Raised in Rossmoor, the writer was waiting tables in Manhattan’s West Village when she told a longtime customer, a book editor, about her novel. She was subsequently signed to a high-six-figure, two-book deal. Her first job was as a hostess at Walt’s Wharf in Seal Beach.
“The first time someone slipped me $20 to move them to the top of the (wait) list and I did it, I thought, ‘This is incredible; this is a great job.’ It
was my first restaurant family. I already knew that artists had jobs in restaurants to support themselves and their art. I also knew that financial independence was the key to adulthood. ”
After graduating from Kenyon College in Ohio, Danler moved to New York with the goal of becoming a writer. She got a job at restaurateur Danny Meyer’s Union Square Cafe and ended up in the hospitality industry for eight more years. Nearing 30, she enrolled in the New School’s fiction-writing MFA program and wrote the first draft of her novel.
“I never stopped writing, but I hadn’t crafted anything long format. I would occasionally think to myself, ‘What’s happening? I moved here to become a writer.’ Then when I was 29, it felt very urgent that I either go back to school or abandon it completely.”
“Sweetbitter” feeds readers’ seemingly insatiable appetite for books about restaurant life, such as Anthony Bourdain’s “Kitchen Confidential”
and Eddie Huang’s “Fresh Off the Boat.” But this is about a front-of-the-house “backwaiter,” who buses tables and refills water glasses, and it’s a female coming-of-age novel rather than a male-centric memoir.
It follows Tess, a 22-year-old newcomer from Ohio, who gets a job in a restaurant famous for its impeccable service, falls under the spell of a sophisticated waiter and a handsome bartender, and savors Prince Edward Island oysters and $26-a-glass Alsace rieslings.
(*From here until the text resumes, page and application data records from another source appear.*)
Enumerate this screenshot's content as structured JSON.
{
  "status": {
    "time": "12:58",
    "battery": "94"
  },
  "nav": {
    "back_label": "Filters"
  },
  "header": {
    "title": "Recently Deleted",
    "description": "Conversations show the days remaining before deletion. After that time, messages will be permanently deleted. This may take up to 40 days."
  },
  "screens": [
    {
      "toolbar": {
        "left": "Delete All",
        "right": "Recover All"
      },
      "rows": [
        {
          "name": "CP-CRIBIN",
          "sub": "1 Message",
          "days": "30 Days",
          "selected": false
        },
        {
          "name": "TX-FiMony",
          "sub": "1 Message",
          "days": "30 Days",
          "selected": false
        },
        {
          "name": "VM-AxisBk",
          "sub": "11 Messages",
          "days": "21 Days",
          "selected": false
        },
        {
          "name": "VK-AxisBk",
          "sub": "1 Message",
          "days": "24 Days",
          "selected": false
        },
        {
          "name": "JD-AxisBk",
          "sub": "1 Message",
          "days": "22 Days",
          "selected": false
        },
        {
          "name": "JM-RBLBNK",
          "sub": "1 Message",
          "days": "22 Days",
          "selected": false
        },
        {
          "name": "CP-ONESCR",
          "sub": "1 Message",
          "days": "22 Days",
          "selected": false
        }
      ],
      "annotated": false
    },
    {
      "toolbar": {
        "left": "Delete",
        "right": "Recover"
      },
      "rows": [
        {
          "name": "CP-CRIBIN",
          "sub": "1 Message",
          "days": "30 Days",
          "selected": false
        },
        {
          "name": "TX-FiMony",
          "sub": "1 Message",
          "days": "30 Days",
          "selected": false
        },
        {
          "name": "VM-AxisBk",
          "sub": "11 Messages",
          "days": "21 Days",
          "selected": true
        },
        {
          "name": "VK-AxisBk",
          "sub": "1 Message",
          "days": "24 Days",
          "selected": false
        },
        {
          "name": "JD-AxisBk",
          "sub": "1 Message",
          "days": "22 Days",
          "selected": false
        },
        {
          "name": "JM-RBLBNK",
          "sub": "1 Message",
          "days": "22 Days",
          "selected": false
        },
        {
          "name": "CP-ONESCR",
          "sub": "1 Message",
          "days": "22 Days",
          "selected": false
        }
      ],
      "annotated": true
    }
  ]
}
“She has my apartment. She has my walk to the subway. But the plot is very fictional. She does things I could have never done. Tess is a really admirable blend of optimism and recklessness. While I aspire to that, because I think optimism and recklessness are important to bravery, I’ve always been a lot more cautious.”
Danler, 32, moved to Laurel Canyon in February and has been promoting the book.
“At a reading in Seattle, a young woman asked me what advice would I give 22-year-old women. I told her to learn how to say ‘no.’ I think young women have a really hard time saying no, or saying ‘enough’ or ‘I don’t like that.’ I think that we are taught to please. All these things about language are really about boundaries.”